Exercise instructions
Each line that includes the word "Pending" should be copied from the records.

☆ ☆ ☆ ☆ ☆ ☆ ☆

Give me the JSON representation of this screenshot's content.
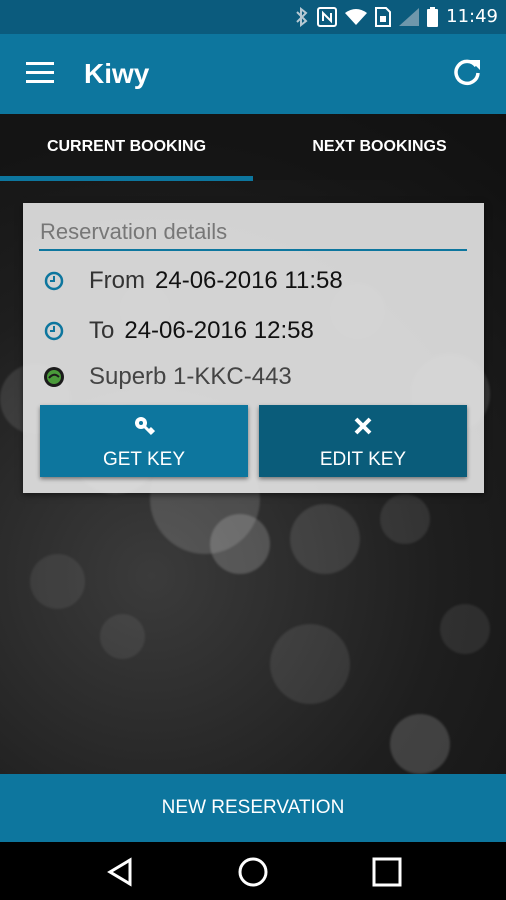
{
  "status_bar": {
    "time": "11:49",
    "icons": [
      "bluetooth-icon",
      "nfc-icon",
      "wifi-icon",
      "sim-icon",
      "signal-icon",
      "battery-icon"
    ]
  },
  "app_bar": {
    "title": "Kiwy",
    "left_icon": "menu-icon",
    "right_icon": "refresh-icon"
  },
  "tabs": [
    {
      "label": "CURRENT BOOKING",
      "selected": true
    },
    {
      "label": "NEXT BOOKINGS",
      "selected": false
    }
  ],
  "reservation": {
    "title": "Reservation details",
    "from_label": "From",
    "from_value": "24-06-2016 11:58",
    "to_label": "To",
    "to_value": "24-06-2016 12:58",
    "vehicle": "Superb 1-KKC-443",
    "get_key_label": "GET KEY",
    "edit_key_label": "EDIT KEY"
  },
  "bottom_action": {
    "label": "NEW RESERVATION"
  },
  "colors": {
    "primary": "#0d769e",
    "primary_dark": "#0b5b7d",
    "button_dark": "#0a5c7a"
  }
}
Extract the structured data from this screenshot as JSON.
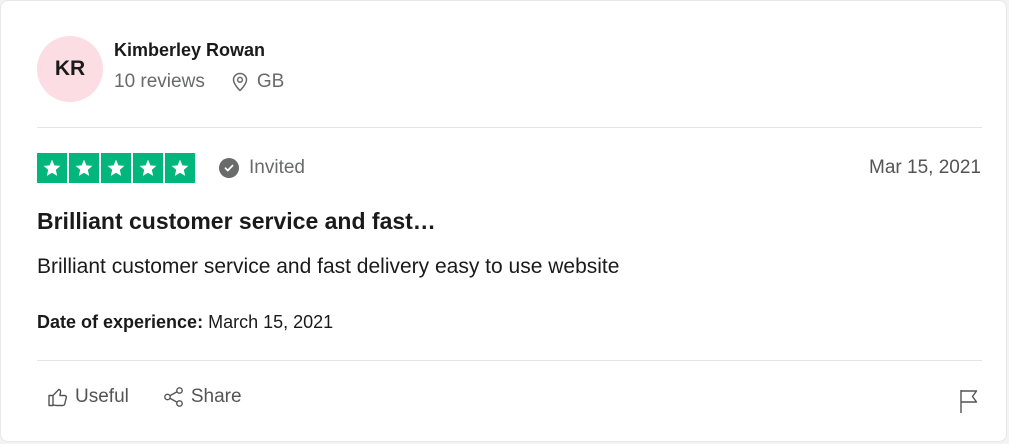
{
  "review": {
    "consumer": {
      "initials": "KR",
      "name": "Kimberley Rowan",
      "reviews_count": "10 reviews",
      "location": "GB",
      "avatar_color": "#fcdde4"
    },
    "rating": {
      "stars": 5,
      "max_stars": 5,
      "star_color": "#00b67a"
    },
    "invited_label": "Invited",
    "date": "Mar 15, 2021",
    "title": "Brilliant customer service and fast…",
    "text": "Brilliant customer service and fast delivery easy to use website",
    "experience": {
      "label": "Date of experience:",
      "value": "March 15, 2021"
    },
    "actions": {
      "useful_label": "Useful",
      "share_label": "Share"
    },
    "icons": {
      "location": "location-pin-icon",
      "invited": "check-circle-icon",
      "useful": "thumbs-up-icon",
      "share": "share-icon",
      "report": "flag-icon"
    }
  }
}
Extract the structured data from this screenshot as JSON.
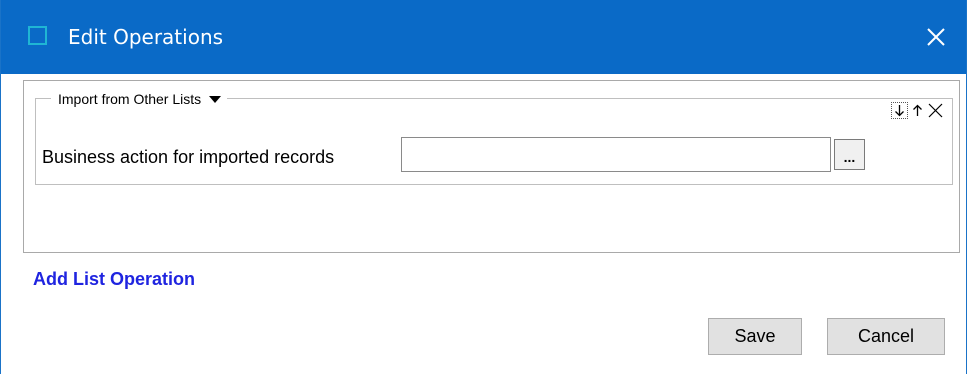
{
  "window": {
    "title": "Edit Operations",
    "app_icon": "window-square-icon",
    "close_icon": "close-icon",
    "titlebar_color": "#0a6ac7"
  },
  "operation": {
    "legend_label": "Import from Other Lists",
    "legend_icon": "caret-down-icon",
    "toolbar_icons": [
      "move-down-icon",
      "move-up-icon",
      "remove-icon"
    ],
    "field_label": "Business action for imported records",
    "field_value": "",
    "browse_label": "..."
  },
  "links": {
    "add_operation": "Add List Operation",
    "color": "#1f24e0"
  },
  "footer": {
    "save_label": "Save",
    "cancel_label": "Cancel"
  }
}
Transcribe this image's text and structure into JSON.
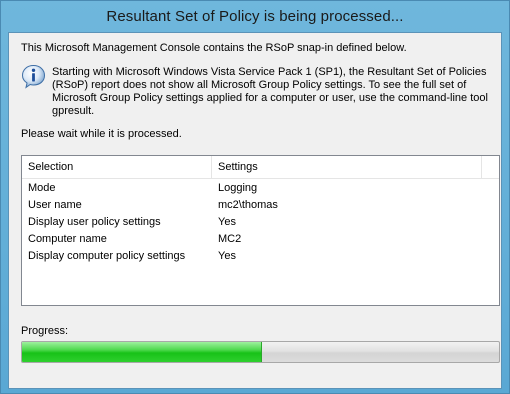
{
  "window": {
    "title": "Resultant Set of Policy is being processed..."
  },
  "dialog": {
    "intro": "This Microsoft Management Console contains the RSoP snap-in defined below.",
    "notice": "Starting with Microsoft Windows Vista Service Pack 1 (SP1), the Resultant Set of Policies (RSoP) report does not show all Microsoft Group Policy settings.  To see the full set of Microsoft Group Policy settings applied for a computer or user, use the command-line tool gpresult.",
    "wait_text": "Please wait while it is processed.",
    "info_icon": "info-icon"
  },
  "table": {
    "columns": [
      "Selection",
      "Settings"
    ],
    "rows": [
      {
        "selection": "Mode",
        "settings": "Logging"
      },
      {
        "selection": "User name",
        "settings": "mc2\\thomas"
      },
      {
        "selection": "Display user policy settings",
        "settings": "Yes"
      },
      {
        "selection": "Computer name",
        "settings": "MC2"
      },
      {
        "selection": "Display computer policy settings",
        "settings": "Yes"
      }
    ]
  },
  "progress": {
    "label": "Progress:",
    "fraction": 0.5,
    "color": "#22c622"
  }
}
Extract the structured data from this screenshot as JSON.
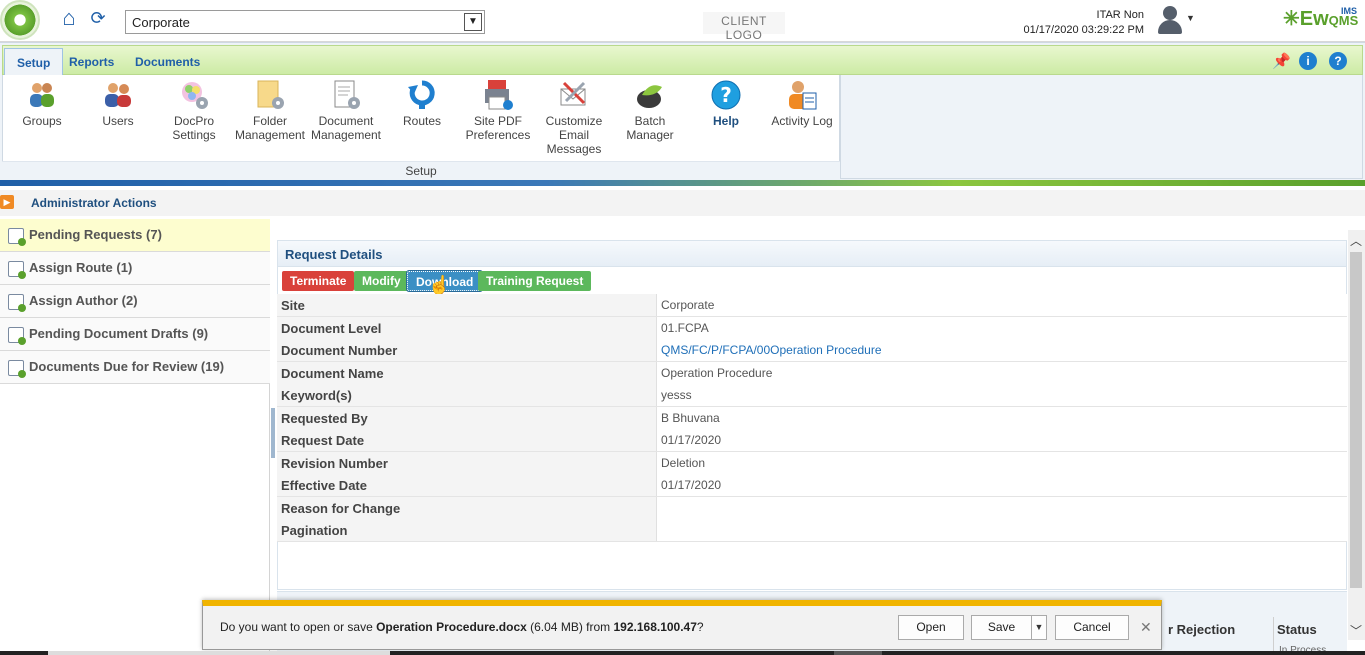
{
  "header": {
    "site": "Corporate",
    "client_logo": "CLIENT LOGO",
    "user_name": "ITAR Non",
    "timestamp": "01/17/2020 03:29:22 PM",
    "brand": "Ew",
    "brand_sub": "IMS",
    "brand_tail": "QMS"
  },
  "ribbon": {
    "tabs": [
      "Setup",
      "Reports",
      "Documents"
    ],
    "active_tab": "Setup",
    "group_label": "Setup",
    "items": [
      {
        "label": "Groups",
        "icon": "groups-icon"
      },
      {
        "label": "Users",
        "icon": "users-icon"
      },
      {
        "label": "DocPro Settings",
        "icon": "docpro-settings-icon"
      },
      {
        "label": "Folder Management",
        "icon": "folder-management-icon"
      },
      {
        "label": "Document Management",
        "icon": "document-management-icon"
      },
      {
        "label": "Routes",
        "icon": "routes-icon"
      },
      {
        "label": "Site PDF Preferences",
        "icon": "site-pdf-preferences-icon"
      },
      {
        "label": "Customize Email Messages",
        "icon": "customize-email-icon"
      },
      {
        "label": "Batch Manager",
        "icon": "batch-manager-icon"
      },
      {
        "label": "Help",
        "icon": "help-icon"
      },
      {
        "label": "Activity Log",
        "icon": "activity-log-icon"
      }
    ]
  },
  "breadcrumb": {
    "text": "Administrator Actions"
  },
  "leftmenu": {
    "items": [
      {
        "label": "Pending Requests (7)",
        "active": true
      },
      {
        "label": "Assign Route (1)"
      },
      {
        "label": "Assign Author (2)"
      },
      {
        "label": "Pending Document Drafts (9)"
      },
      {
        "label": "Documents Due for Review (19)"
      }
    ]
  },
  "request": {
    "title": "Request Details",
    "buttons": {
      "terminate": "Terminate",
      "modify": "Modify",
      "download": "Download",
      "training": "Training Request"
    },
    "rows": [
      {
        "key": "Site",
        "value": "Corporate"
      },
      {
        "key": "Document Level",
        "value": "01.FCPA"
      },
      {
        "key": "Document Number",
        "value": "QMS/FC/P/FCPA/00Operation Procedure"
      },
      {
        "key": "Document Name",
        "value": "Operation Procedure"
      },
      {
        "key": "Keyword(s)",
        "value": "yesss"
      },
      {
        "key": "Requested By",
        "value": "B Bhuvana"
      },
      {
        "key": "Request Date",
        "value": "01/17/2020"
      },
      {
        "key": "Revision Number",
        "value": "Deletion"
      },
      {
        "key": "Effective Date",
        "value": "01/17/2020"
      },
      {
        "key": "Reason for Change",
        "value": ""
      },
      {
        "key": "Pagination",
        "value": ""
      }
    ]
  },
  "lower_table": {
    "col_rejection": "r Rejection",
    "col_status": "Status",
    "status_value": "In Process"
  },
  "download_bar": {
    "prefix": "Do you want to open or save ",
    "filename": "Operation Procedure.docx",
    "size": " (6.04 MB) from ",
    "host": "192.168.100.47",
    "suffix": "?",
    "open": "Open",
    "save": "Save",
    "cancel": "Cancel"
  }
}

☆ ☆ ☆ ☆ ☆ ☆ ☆

Task response
        "label": "Pending Requests (7)",
        "label": "Pending Document Drafts (9)"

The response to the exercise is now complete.